For the cover, we went with the striking facade of Teatro alla Scala in Milan.

I love how my new "sketchbook" illustration style (which is the only style I use now) allows me to be more impressionistic. There is no need to get caught up in the details which keeps the illustrations loose and fresh. Thomson said it best; "You don't need to draw every architectural detail of the facade for someone to recognize it as La Scala. Either you recognize it, or you don't!"

This project should be wrapping up by summer time, so hopefully I will have lots of opera-related illustrations to share with you.

Till next time,


Cat Scott
Louisville Graphic Designer and Illustrator

February 2, 2011

illustrations for

Another thing that has kept me busy for the past several months is a full time gig I started in October at a competitive intelligence firm called Sedulo Group. I'm their Creative Director and oversee everything design and marketing related, like the website(s), tradeshow materials, newsletter, and even powerpoint presentations. They keep me pretty busy.

Our managing partner, Heath, started a blog called to write about competitive intelligence for people who don't really understand what it is, like for example, ME four months ago.

When I first started building the articles, I looked at some stock images but quickly realized a few things:

  • Stock images are super cheesy.
  • The illustrations are way too expensive.
  • It was impossible to find an image that conveyed the exact concept I wanted to illustrate.

I thought of one of my favorite sites about web design, A List Apart, and how they use a simple illustration for their articles. I thought, hey, I can do that! Heath loved the idea. Then I just needed a "style."

The goal was to do two posts a week, and these illustrations were in addition to my already ginormous pile of work, so I needed to be able to do these quickly and easily.

Here's the process:

First I do a very rough drawing. I never do a bunch of thumbnails, I just go with my gut on these. For this particular article about using competitive intelligence to see the future, PhotoBooth helped me pose for my own reference shot for the hand.

I scan the sketch and tweak it in photoshop.

I print out the tweaked sketch, throw it on my light box (My favorite two guesses as to what my old crappy lightbox is: a time machine, and an 8-track player.) I then trace the drawing onto Bristol paper using my brush pen.

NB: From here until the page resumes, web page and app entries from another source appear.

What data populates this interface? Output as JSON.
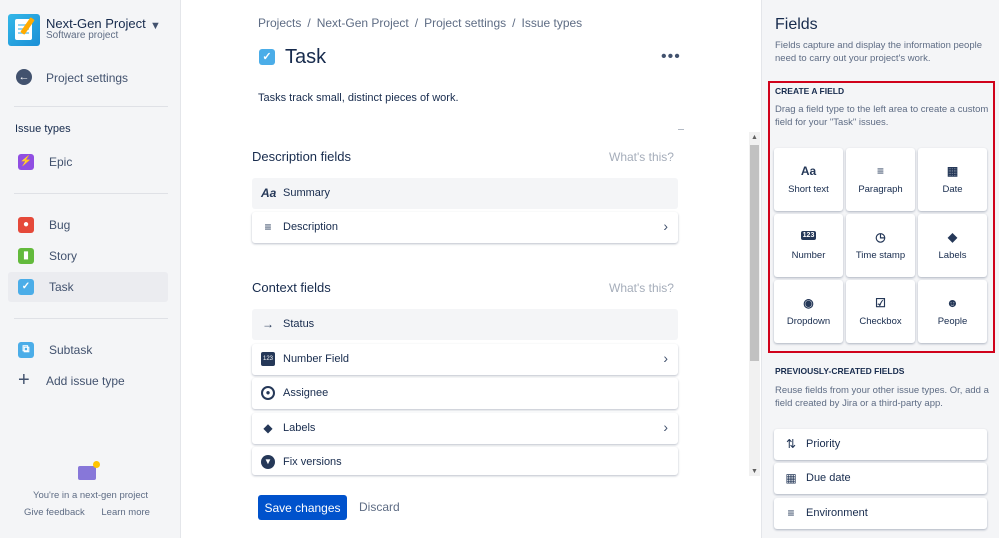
{
  "project": {
    "name": "Next-Gen Project",
    "type": "Software project"
  },
  "sidebar": {
    "back_label": "Project settings",
    "section_title": "Issue types",
    "items": [
      {
        "label": "Epic",
        "icon": "epic-icon",
        "color": "#904ee2"
      },
      {
        "label": "Bug",
        "icon": "bug-icon",
        "color": "#e5493a"
      },
      {
        "label": "Story",
        "icon": "story-icon",
        "color": "#63ba3c"
      },
      {
        "label": "Task",
        "icon": "task-icon",
        "color": "#4bade8"
      },
      {
        "label": "Subtask",
        "icon": "subtask-icon",
        "color": "#4bade8"
      }
    ],
    "add_label": "Add issue type",
    "footer_text": "You're in a next-gen project",
    "feedback_label": "Give feedback",
    "learn_label": "Learn more"
  },
  "breadcrumb": [
    "Projects",
    "Next-Gen Project",
    "Project settings",
    "Issue types"
  ],
  "issue": {
    "title": "Task",
    "description": "Tasks track small, distinct pieces of work."
  },
  "description_fields": {
    "title": "Description fields",
    "whats_this": "What's this?",
    "rows": [
      {
        "label": "Summary",
        "icon": "text-format-icon"
      },
      {
        "label": "Description",
        "icon": "paragraph-icon"
      }
    ]
  },
  "context_fields": {
    "title": "Context fields",
    "whats_this": "What's this?",
    "rows": [
      {
        "label": "Status",
        "icon": "arrow-right-icon"
      },
      {
        "label": "Number Field",
        "icon": "number-icon"
      },
      {
        "label": "Assignee",
        "icon": "person-icon"
      },
      {
        "label": "Labels",
        "icon": "label-icon"
      },
      {
        "label": "Fix versions",
        "icon": "dropdown-icon"
      }
    ]
  },
  "actions": {
    "save_label": "Save changes",
    "discard_label": "Discard"
  },
  "panel": {
    "title": "Fields",
    "subtitle": "Fields capture and display the information people need to carry out your project's work.",
    "create_title": "CREATE A FIELD",
    "create_subtitle": "Drag a field type to the left area to create a custom field for your \"Task\" issues.",
    "field_types": [
      {
        "label": "Short text",
        "icon": "text-format-icon"
      },
      {
        "label": "Paragraph",
        "icon": "paragraph-icon"
      },
      {
        "label": "Date",
        "icon": "calendar-icon"
      },
      {
        "label": "Number",
        "icon": "number-icon"
      },
      {
        "label": "Time stamp",
        "icon": "clock-icon"
      },
      {
        "label": "Labels",
        "icon": "label-icon"
      },
      {
        "label": "Dropdown",
        "icon": "dropdown-icon"
      },
      {
        "label": "Checkbox",
        "icon": "checkbox-icon"
      },
      {
        "label": "People",
        "icon": "person-icon"
      }
    ],
    "prev_title": "PREVIOUSLY-CREATED FIELDS",
    "prev_subtitle": "Reuse fields from your other issue types. Or, add a field created by Jira or a third-party app.",
    "prev_fields": [
      {
        "label": "Priority",
        "icon": "priority-icon"
      },
      {
        "label": "Due date",
        "icon": "calendar-icon"
      },
      {
        "label": "Environment",
        "icon": "paragraph-icon"
      }
    ]
  },
  "colors": {
    "primary": "#0052cc",
    "highlight": "#d0021b"
  }
}
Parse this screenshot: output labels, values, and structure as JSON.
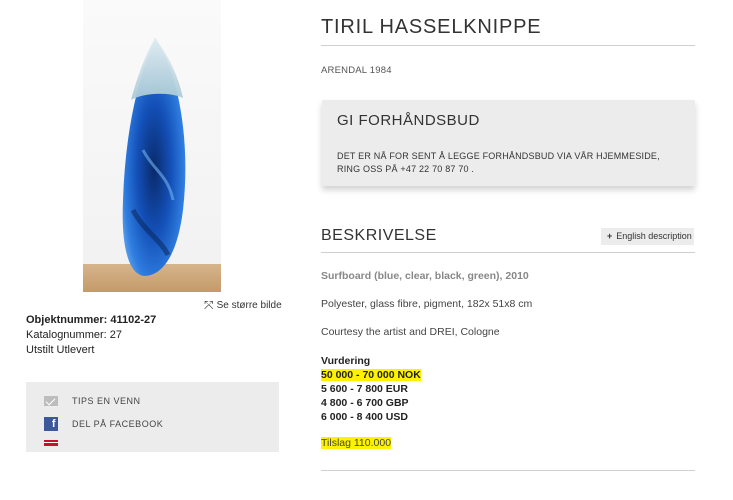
{
  "artist": {
    "name": "TIRIL HASSELKNIPPE",
    "birth": "ARENDAL 1984"
  },
  "image_link": {
    "label": "Se større bilde",
    "icon": "expand-icon"
  },
  "meta": {
    "object_number": "Objektnummer: 41102-27",
    "catalog_number": "Katalognummer: 27",
    "status": "Utstilt Utlevert"
  },
  "share": {
    "tip": "TIPS EN VENN",
    "facebook": "DEL PÅ FACEBOOK",
    "tip_icon": "mail-icon",
    "facebook_icon": "facebook-icon"
  },
  "bid": {
    "title": "GI FORHÅNDSBUD",
    "text": "DET ER NÅ FOR SENT Å LEGGE FORHÅNDSBUD VIA VÅR HJEMMESIDE, RING OSS PÅ +47 22 70 87 70 ."
  },
  "description": {
    "title": "BESKRIVELSE",
    "english_button": "English description",
    "work_title": "Surfboard (blue, clear, black, green), 2010",
    "material": "Polyester, glass fibre, pigment, 182x 51x8 cm",
    "courtesy": "Courtesy the artist and DREI, Cologne"
  },
  "valuation": {
    "label": "Vurdering",
    "nok": "50 000 - 70 000 NOK",
    "eur": "5 600 - 7 800 EUR",
    "gbp": "4 800 - 6 700 GBP",
    "usd": "6 000 - 8 400 USD"
  },
  "hammer": "Tilslag 110.000",
  "colors": {
    "highlight": "#fff200",
    "panel": "#ececec",
    "facebook": "#3b5998"
  }
}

I scan the brush drawing into Photoshop and then proceed to layer it up with multiplied layers of black tones, and then top it off with one darkened layer of color.

All in all, the entire process from concept and sketching to posting to the blog takes about 2 hours. And in the end, we think it's well worth it to have a fun, consistent image for each of the articles posted to the blog.


Cat Scott
Louisville Graphic Designer and Illustrator

January 26, 2011

When Time Ends: Book Design

One of the things that has kept me crazy busy over the past few months has been designing a book for my dad.

"When Time Ends places the biblical passages behind popular end-times books in their historical and literary contexts and concludes that the Bible's messages are quite different. Instead of postponing the kingdom of God to the future, voices of prophecy and apocalypse in the Bible encourage Christians to realize the kingdom on earth now through forgiveness, compassion, and reconciliation, persevering in their faith despite the overwhelming injustice and violence that surrounds them."

His book is available at Createspace and Amazon. He is also now blogging over at (he's such an author!).

With all of the quotes, footnotes, multiple parts, chapters, section breaks, and bible passages, it became quite the style sheet smorgasbord. But my dad made it very easy for everything to fall into place and I'm really excited that his project is finished!

I'll update this post with mo' better images once I take some.


Cat Scott
Louisville Graphic Designer and Illustrator

January 21, 2011

Jane Radstrom

I haven't posted in a really long time, but I just had to share this. Jane Radstrom has been posting tons of her drawings lately, and this one blew my socks off. Loving the texture, the color, and of course the amazing technical rendering behind the whole thing.

Hope to post some stuff about ME soon, I know that's what you all want!



Cat Scott
Louisville Graphic Designer and Illustrator